Have you ever felt that you get less done when you multitask? You’re not imagining things. In fact, Larry Kim, founder and chief technology officer of Boston-based online marketing company Wordstream, points out in an article for Observer that you’re actually hurting your brain by juggling several undertakings at once.
Since we aren’t wired to focus on more than one thing at a time, cramming multiple tasks onto your to-do list will actually slow down your cognitive processing. You’re unable to organize your thoughts or filter out unnecessary information. As a result, your efficiency plummets—and so does the quality of your work. In fact, one study at the University of London revealed that subjects who multitasked while performing brain-intensive tasks demonstrated IQ drops similar to people who are sleep-deprived or smoke marijuana. Still not convinced? Multitasking is also linked to increased cortisol production, a stress hormone that leaves us feeling tired when we need energy to concentrate [PDF].
Once we start multitasking, it’s hard to stop. Each time we complete a small task—sending an email, tweeting, etc.—our brains are blasted with a dose of the reward hormone dopamine. It feels good, which means we’re likely to keep bouncing back and forth between tiny, unimportant goals without getting anything major done. And even if we’ve set aside time to delve into a time-consuming project, the mere knowledge of a new email or text lurking in our inboxes can keep us distracted. According to some research, this constant anticipation can actually lower our IQ by as much as 10 points.

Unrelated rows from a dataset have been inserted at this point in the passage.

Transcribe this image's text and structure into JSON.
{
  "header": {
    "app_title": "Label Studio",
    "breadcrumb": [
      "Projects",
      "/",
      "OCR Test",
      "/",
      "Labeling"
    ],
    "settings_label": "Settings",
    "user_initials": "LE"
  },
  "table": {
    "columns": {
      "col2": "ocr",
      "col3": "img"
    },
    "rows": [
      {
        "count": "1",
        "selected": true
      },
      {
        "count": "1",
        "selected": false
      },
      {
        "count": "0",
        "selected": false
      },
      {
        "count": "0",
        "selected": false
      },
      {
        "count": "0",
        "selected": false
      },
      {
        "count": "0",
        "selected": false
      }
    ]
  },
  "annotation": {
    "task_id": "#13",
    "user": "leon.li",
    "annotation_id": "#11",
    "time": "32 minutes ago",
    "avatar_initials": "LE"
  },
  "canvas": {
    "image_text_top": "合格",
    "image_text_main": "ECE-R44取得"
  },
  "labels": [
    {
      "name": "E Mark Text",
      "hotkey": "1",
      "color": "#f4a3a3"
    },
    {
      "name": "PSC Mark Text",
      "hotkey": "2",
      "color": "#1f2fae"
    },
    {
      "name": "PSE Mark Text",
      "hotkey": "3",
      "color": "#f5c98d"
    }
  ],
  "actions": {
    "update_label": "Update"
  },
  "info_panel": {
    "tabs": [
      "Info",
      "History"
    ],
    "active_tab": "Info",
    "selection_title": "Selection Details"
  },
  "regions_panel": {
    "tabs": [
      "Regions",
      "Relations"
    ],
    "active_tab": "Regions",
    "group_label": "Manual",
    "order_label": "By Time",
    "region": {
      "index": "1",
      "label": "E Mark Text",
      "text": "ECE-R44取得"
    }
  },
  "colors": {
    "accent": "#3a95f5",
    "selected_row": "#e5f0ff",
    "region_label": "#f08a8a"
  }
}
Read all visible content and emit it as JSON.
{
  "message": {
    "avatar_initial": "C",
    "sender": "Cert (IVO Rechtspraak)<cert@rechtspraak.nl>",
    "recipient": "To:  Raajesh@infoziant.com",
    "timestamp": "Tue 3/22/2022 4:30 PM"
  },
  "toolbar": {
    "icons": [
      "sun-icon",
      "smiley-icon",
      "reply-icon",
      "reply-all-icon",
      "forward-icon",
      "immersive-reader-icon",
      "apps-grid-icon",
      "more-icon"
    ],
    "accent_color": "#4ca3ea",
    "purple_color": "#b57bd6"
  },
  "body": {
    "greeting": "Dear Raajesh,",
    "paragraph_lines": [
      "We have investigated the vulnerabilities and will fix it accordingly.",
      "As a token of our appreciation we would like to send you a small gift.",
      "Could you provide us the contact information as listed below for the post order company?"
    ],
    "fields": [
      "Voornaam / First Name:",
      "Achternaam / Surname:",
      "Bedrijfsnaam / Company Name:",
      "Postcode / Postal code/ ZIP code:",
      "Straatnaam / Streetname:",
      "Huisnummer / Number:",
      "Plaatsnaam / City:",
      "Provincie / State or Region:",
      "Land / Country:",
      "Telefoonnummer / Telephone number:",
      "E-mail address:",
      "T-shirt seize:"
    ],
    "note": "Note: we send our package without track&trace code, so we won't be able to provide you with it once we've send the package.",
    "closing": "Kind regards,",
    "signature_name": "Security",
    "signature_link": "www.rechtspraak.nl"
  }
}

One study from the University of Sussex in the UK indicates that forms of multitasking can cause cognitive damage, Kim warns. MRI scans showed that subjects who consumed multiple media forms at once had less brain density in the anterior cingulate cortex, the region associated with empathy and emotional control. Scientists still haven't concluded whether or not multitasking is permanently harming our brains. However, there's overwhelming evidence that it harms our lives.
How can we break this insidious cycle and form new habits? “Protect yourself from the multitasking mental massacre by establishing an e-mail checking schedule,” Kim advises. “Commit yourself to checking emails only three times a day (maybe when you get in to work in the morning, at lunch time, and before leaving work at the end of the day). Turn off texting notifications and choose specific times to check your phone as well.” This way, you can buckle down and focus on the things that really matter.